Assigned task -
Considering the entries that follow, report how many lines include the string "Aardweerstand", giving the number alone.
- - - - -
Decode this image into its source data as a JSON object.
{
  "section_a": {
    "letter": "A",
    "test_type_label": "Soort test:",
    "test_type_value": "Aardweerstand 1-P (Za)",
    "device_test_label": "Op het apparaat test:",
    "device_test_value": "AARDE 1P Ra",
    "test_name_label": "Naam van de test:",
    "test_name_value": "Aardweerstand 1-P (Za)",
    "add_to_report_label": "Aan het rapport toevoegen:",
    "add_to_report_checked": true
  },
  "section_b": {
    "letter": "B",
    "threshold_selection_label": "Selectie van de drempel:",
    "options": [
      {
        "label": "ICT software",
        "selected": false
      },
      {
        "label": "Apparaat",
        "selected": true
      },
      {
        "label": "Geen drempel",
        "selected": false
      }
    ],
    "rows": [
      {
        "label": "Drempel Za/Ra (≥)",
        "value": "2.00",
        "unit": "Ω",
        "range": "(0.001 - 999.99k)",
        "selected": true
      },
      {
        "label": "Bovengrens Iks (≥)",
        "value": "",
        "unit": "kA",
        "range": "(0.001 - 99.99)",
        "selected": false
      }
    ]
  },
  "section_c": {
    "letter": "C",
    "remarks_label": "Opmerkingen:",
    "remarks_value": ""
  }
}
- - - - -
Response to this task -
2